A lot of people believe that if file a personal injury claim they'll be required to attend a court hearing. Fortunately, that isn't true. Personal injury cases are only heard in open court if a settlement can't be reached during the negotiation process. So, while your attorney might need to have your injuries assessed by a private medical consultant, like Medical Legal Consultants of Indiana, or ask you to provide a copy of your complete medical record, the chances that you'll actually have to go to court are probably fairly slim — unless you have a complicated case.

You Can't Afford to Hire an Attorney

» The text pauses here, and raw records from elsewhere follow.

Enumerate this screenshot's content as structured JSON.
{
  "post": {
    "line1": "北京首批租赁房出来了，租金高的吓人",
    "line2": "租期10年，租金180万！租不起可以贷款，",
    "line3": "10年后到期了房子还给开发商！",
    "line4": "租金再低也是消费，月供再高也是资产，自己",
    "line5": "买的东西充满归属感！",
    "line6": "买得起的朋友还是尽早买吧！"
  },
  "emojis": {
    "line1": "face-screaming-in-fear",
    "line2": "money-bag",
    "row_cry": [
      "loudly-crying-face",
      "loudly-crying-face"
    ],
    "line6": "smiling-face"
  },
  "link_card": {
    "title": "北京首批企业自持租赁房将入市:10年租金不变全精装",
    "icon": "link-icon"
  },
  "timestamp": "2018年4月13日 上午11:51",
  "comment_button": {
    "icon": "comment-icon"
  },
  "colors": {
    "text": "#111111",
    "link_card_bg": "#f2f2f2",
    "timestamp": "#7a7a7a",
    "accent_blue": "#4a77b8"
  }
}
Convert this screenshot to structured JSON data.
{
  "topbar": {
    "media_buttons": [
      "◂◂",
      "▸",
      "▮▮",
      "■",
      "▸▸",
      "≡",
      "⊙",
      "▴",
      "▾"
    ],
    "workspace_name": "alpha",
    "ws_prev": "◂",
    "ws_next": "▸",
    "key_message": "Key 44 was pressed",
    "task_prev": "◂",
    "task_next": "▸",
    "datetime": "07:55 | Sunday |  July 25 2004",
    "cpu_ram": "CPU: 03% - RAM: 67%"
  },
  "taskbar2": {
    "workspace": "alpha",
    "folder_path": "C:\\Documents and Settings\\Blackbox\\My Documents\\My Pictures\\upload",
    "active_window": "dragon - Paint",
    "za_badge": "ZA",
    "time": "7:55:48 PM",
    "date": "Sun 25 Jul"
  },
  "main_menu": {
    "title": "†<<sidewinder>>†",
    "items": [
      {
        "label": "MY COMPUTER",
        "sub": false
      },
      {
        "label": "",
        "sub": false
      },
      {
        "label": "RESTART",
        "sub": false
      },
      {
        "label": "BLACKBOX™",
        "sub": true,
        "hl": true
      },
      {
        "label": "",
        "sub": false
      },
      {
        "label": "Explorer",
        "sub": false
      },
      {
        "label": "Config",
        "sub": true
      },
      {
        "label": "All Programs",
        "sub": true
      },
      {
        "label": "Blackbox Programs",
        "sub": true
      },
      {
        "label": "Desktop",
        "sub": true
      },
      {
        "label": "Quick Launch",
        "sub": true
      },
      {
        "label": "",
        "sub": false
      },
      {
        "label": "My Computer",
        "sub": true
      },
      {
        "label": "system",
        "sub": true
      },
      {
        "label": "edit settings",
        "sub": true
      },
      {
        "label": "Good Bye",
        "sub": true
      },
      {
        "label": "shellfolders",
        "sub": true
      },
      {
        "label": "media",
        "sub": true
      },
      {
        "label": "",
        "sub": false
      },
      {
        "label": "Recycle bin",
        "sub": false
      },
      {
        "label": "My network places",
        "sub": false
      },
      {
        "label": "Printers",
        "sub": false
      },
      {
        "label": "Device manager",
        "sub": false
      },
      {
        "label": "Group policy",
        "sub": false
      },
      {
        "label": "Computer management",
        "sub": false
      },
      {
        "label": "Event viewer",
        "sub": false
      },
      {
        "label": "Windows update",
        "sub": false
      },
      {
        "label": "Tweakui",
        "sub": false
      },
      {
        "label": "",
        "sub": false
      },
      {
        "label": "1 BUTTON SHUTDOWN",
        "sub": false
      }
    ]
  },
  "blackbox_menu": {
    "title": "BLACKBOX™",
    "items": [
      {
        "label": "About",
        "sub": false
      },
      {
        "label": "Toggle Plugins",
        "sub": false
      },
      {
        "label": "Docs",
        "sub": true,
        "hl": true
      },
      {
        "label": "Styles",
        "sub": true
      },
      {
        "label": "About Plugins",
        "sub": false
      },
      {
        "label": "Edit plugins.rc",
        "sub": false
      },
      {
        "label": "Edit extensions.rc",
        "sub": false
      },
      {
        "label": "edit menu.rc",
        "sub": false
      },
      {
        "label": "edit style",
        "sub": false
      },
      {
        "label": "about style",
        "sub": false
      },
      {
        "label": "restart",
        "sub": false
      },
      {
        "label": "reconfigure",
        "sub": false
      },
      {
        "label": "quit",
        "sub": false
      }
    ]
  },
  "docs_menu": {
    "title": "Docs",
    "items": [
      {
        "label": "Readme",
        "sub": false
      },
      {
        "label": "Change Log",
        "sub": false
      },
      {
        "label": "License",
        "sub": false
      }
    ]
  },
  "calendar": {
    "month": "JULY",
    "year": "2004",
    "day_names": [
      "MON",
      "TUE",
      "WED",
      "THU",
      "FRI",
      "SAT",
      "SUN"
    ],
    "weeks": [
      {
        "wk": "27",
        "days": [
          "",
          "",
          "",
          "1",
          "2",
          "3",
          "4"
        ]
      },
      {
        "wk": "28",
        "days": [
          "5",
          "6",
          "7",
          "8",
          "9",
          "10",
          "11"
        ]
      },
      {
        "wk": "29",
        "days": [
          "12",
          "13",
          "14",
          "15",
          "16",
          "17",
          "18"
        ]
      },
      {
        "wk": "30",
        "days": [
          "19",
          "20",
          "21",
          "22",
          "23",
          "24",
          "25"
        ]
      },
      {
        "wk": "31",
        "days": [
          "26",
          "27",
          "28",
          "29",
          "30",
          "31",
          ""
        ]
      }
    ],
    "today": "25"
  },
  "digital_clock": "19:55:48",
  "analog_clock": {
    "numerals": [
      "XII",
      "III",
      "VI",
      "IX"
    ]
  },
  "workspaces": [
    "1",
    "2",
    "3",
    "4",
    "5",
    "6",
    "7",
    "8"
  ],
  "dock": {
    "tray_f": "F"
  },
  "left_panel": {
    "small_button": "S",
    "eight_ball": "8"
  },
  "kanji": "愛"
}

Many people don't realize that personal injury lawyers are only paid if they are able to negotiate a settlement. This means, you don't need to pay an attorney upfront. Instead, once a settlement is reached, your attorney gets his or her percentage of the money and you get the rest. Keep in mind, if your attorney needs a medical consultant or another professional opinion to help argue your case, those charges may also be paid by the money from your settlement.

You Can File a Personal Injury Claim Multiple Times

The last thing you want to do is accept a settlement from an insurance company that doesn't cover the cost of your medical bills. It's a common misconception that you can file a personal injury claim more than once. Many people think that they can refile if their medical bills end up costing more than the amount of the settlement. However, that isn't true. When you sign the contract to accept a settlement, you're also waiving your right to file any additional claims related to that accident. So, you should always take your attorney's advice into consideration to make sure your settlement is fair.

If you've been injured in a car accident, it's your personal injury attorney's job to help you negotiate a fair settlement amount. So, take the time to talk to an attorney and let him or her hire a medical consultant if needed so that you get a settlement that's fair.